Who is the FDA?
The Food and Drug Administration (FDA) is the government organization primarily tasked with ensuring that all food and drug products sold in the United States are safe, wholesome, and properly labeled. The Nutrition Labeling and Education Act requires that most foods bear nutrition labels that meet several FDA requirements.
Do Breweries Have to Comply with FDA Label Rules?
Not typically. Most beers are excepted from FDA label compliance, but instead are governed by the TTB. As reflected in the 1987 Memorandum of Understanding between the FDA and the TTB’s predecessor (the ATF), the TTB is responsible for the promulgation and enforcement of regulations with respect to the labeling of distilled spirits, wines, and malt beverages.
Some labels for beers, however, are not governed by the TTB. For instance, FDA (instead of TTB) label requirements apply to:
- Beers made from substitutes for malted barley (like sorghum, rice, or wheat); and
- Beers made without hops.
What are the FDA label rules?

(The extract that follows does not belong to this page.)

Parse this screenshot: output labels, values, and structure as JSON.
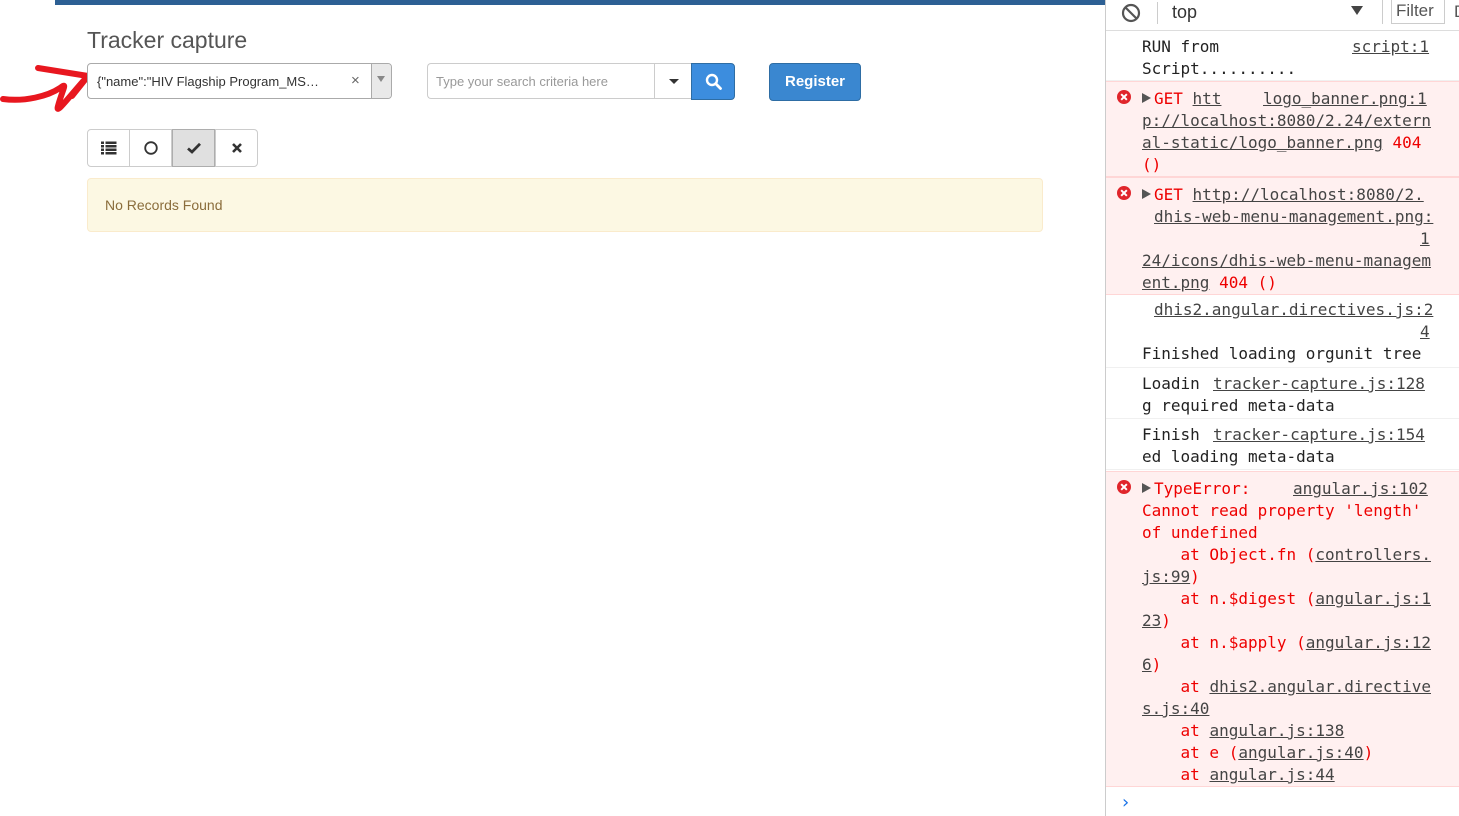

Probably the most significant difference between the FDA and TTB label approval processes is that the FDA does not pre-approve of labels. This means that a brewery creating a non-TTB beer has to take even greater care to meet the FDA’s label requirements so as to avoid problems (i.e., lawsuits) from non-compliance down the road.
The FDA imposes some label requirements on products that are not required by the TTB. For instance, the FDA requires that the label display Nutrition Facts (see the full FDA requirements here). Notably, however, the FDA does not require that a beer label display alcoholic content. Non-TTB beers must still comply with some FDA requirements, for instance they must still display a Government Health Warning Statement.

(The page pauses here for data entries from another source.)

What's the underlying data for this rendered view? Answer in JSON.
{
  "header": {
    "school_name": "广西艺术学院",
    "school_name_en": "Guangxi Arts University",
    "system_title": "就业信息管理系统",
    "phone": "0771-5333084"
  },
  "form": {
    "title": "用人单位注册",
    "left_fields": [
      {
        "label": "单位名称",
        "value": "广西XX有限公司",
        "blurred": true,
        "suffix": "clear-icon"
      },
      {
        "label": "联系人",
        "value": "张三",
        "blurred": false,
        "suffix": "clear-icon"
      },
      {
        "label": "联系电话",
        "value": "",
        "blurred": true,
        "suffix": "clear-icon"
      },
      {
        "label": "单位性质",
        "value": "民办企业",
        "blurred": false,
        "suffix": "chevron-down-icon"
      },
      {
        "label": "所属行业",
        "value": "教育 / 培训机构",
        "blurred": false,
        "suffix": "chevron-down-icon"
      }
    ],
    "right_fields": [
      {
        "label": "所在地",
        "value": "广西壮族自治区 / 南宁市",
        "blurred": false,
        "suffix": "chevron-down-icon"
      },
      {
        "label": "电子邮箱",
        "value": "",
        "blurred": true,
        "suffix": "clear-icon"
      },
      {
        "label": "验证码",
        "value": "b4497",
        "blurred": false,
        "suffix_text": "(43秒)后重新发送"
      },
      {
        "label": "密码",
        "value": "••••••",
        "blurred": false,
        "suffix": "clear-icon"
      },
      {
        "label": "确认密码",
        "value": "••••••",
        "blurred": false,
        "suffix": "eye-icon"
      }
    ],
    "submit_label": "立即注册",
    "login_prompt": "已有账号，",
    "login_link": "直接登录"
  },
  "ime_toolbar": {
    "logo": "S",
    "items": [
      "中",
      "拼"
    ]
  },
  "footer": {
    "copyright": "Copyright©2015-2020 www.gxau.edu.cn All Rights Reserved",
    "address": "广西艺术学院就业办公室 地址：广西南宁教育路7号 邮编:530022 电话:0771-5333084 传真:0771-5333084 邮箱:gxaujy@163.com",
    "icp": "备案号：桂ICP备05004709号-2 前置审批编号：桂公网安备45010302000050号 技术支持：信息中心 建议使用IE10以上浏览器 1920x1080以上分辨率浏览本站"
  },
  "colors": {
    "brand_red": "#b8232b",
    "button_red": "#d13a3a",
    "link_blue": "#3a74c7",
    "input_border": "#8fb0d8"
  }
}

To say the least, compliance with the federal government’s complicated bureaucracy for beer law is no easy task. I highly recommend that you consult with a competent attorney to ensure you are fully compliant with these and other laws.